“Wonderfully distinct, delightfully told and destined for a long life on the shelf.” (The Wall Street Journal)
Top customer reviews
It is a lovely book, with a lot of beauty, and also sly wit and reflection on fairy tales. When Hazel says her name is "Anderson", a character comments that they get a lot of those in The Woods. And the Snow Queen offers Jack some Turkish Delight and laughs at her own joke. And there are woodcutters and kindly healers and wolves and ice queens and fates, and only some of them are good and useful, even though Hazel is unfailingly polite and often kind. I liked that the magic of fairy tales did not always work perfectly for her.
Hazel is the kind of knight who would rescue a fellow knight, and I love that about her.
"He? Oh." Something passed over the woman's face.
"The princess is saving the knight, eh?"
Hazel shifted. "I guess."
"I hope the knight doesn't mind." She let out a laugh that sounded like it could cut something.
And the very ending was very much like the ending of Where The Wild Things Are, when the traveller returns home to a sign of love.
Another reviewer commented on the problematic way the author deals with mental health. Sometimes it's really interesting and descriptive, like describing a depressed woman as "looking like someone had severed her daemon". And sometimes it's casually judgemental and cruel. There are a lot of hard things in the real world of this book. Hazel's parents are recently divorced, and Hazel is an adoptee with no grounding or understanding of her birth family. Jack has his own problems, too. But that is not the core of Jack-and-Hazel. They are a pair, not in a romantic sense, but in a best-friends sense.
The art included was well-calculated to display well on Kindle screens, as it is just simple pencil drawings, but with a lot of emotional depth.
Read if: You want more immediate cultural touchstones than Among Others had. You love fairy tale twistings. You want the lady knight to be the hero.

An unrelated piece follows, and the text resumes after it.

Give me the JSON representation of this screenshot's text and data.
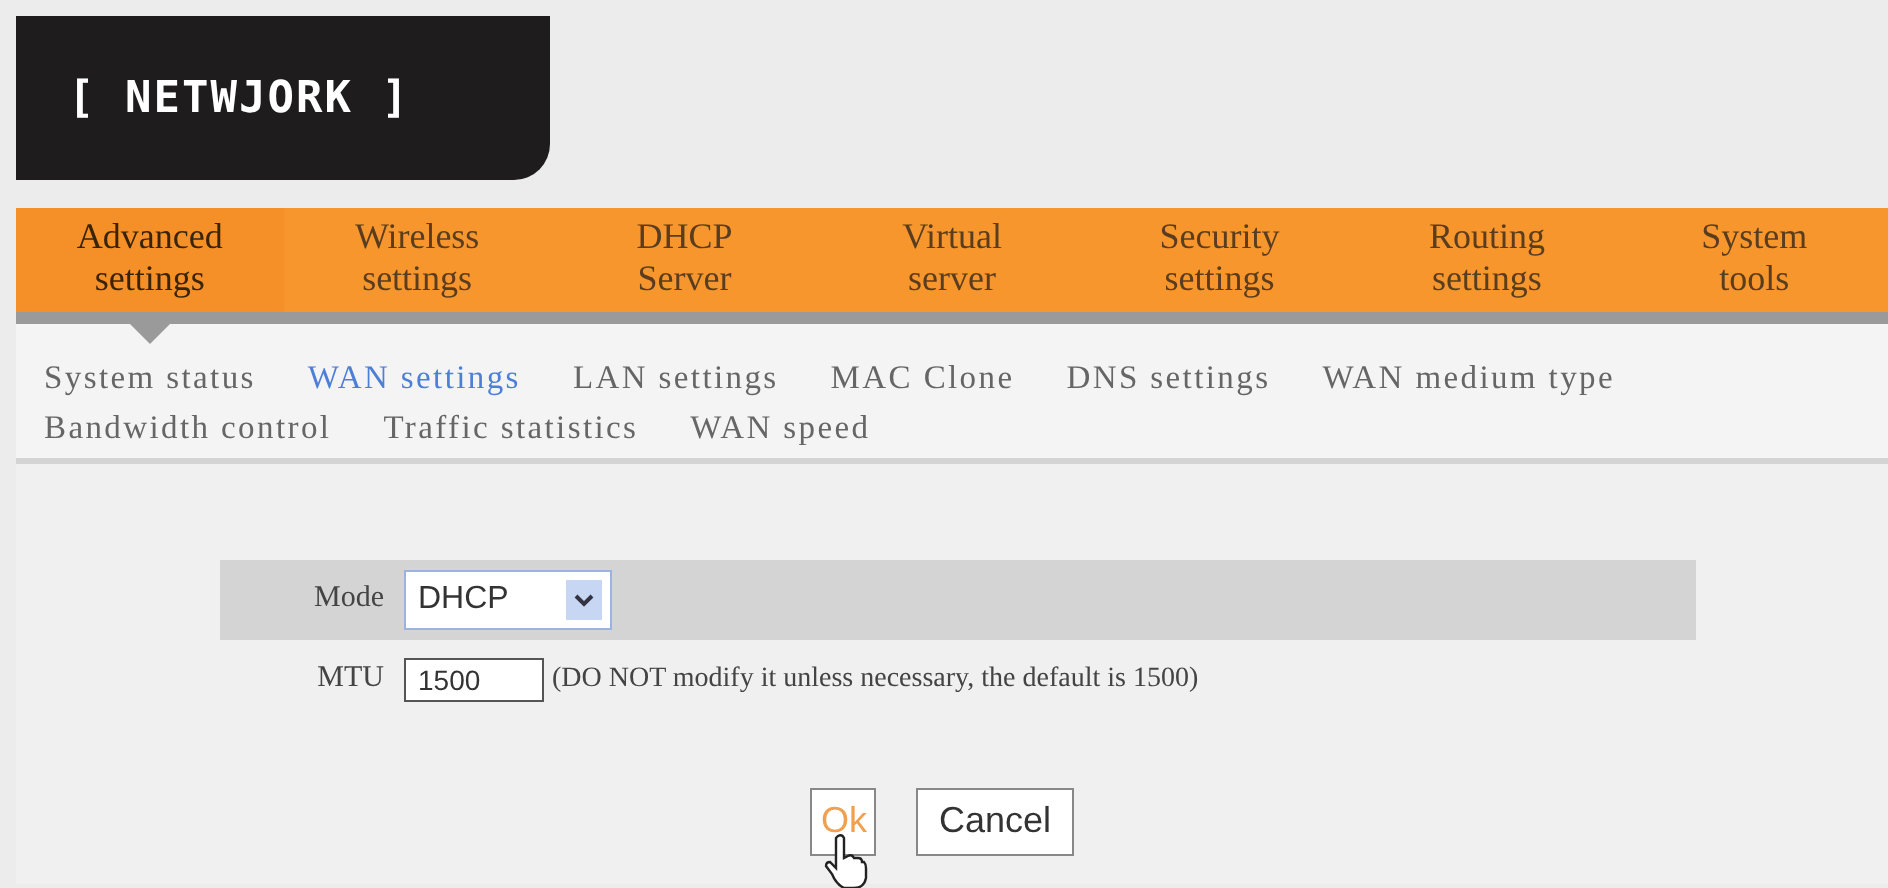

Skip if: You don't read mid-grade books. You have trouble with slighting descriptions of mental illness.
A Long; Long Sleep (0)
The backbone of the story is a relationship of two friends and how that relationship can evolve through time - and that's it's okay to have a relationship change. Great theme.
Also, the characters had a bit of gritty-ness to their back story. But, not too much. I think a middle-reader likes to have a bit of grit, but not so much it takes the shine out of the story. Good plot. Good flow. Nice book!
Most recent customer reviews
The combination of Hans Anderson’s “The snow Queen” and the brothers Grimm’s “Hansel and Gretel” would have been an...Read more
This book has two halves.
The first half is about a depressed little girl who struggles to like anything in life except her friend Jack who ends...Read more